» **Requirement**
Only lines containing the word "with" belong in the answer; copy each one from the records.

» **Input**
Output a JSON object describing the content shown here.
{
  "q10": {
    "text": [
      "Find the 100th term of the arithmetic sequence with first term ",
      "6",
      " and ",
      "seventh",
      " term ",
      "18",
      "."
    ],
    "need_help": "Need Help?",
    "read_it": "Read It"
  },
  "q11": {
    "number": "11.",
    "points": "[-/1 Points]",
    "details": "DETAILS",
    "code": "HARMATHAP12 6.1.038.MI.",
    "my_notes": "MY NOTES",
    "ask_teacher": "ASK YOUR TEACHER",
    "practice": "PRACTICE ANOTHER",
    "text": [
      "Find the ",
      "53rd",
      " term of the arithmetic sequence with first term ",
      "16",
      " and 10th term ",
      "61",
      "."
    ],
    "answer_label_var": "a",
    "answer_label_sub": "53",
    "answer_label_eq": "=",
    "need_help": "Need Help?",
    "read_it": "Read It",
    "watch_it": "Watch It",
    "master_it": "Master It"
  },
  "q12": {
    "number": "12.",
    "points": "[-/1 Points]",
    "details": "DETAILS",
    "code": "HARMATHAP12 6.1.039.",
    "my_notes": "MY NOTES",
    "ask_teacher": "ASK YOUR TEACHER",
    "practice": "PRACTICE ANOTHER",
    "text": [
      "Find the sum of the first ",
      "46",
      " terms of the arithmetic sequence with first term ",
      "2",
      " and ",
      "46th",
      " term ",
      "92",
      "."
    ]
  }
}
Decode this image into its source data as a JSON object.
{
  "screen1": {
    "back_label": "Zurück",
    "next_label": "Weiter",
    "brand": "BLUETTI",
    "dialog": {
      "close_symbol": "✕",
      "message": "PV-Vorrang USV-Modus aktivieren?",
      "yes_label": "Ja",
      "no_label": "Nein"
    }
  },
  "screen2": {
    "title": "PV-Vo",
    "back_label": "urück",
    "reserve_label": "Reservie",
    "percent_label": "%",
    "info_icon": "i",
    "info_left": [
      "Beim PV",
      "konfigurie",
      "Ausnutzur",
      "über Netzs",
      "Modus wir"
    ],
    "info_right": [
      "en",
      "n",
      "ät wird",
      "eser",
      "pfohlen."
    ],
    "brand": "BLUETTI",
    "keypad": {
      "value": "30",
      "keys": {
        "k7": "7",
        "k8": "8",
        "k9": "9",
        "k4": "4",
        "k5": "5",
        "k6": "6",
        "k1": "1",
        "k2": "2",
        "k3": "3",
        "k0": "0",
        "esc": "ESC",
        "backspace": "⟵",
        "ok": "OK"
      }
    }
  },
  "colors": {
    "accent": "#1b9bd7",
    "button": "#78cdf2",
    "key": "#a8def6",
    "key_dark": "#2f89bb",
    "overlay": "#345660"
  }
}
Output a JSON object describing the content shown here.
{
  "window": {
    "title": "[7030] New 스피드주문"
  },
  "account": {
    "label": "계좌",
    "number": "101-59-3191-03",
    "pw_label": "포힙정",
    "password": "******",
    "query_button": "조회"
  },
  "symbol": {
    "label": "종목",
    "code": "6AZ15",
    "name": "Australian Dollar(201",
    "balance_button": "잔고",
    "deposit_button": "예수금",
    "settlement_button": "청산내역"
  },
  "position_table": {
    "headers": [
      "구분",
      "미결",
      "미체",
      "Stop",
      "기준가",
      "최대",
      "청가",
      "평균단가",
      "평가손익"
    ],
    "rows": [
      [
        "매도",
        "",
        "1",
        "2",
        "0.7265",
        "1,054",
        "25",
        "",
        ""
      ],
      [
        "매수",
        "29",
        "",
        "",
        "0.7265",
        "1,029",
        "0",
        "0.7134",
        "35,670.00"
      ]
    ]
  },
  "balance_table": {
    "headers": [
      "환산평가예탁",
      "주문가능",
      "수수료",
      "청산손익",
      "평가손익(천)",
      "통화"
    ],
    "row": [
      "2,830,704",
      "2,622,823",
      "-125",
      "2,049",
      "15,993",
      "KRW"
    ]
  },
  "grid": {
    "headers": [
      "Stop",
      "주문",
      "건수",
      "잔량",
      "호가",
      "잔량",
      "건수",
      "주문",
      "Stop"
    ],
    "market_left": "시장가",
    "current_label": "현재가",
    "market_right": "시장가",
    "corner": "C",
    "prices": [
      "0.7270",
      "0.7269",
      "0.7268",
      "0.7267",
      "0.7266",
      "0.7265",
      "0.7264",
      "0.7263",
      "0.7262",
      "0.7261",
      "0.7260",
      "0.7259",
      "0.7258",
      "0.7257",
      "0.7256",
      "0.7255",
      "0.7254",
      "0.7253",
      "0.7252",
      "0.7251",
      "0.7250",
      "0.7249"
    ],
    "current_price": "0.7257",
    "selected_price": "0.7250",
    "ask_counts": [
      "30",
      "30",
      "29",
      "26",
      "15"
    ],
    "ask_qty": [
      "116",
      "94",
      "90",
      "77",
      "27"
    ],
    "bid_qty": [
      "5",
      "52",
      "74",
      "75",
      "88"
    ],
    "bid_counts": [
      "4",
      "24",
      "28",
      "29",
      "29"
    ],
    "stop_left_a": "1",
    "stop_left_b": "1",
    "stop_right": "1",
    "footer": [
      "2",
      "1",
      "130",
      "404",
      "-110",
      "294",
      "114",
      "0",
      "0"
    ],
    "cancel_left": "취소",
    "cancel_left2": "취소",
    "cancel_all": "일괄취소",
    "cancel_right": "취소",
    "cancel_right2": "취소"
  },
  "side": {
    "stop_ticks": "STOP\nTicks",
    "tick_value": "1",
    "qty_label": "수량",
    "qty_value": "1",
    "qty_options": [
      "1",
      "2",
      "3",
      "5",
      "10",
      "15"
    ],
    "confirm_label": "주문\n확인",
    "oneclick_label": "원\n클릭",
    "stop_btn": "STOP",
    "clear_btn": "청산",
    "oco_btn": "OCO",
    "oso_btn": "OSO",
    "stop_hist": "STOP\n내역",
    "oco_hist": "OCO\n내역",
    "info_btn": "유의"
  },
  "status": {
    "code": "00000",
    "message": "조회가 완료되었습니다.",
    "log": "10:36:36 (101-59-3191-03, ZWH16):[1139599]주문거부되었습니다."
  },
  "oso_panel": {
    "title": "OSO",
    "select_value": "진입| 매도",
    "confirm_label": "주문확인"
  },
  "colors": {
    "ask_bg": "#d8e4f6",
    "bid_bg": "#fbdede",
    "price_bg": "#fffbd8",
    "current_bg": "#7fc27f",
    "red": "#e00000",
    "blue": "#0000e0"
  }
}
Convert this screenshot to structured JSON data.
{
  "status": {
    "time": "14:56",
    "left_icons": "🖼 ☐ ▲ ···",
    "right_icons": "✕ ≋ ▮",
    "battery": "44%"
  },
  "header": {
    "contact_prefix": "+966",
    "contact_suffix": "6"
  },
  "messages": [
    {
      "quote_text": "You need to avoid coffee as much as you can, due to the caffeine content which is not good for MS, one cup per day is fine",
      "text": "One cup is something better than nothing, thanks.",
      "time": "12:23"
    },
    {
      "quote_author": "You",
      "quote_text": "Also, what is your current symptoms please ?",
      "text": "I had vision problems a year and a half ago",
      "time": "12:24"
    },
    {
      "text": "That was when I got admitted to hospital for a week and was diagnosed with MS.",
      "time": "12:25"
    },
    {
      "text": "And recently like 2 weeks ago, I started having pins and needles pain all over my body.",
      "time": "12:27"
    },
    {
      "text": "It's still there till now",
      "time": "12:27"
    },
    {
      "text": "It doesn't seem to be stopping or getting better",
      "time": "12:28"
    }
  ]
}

» **Exercise solution**
      "Find the 100th term of the arithmetic sequence with first term ",
      " term of the arithmetic sequence with first term ",
      " terms of the arithmetic sequence with first term ",
      "text": "That was when I got admitted to hospital for a week and was diagnosed with MS.",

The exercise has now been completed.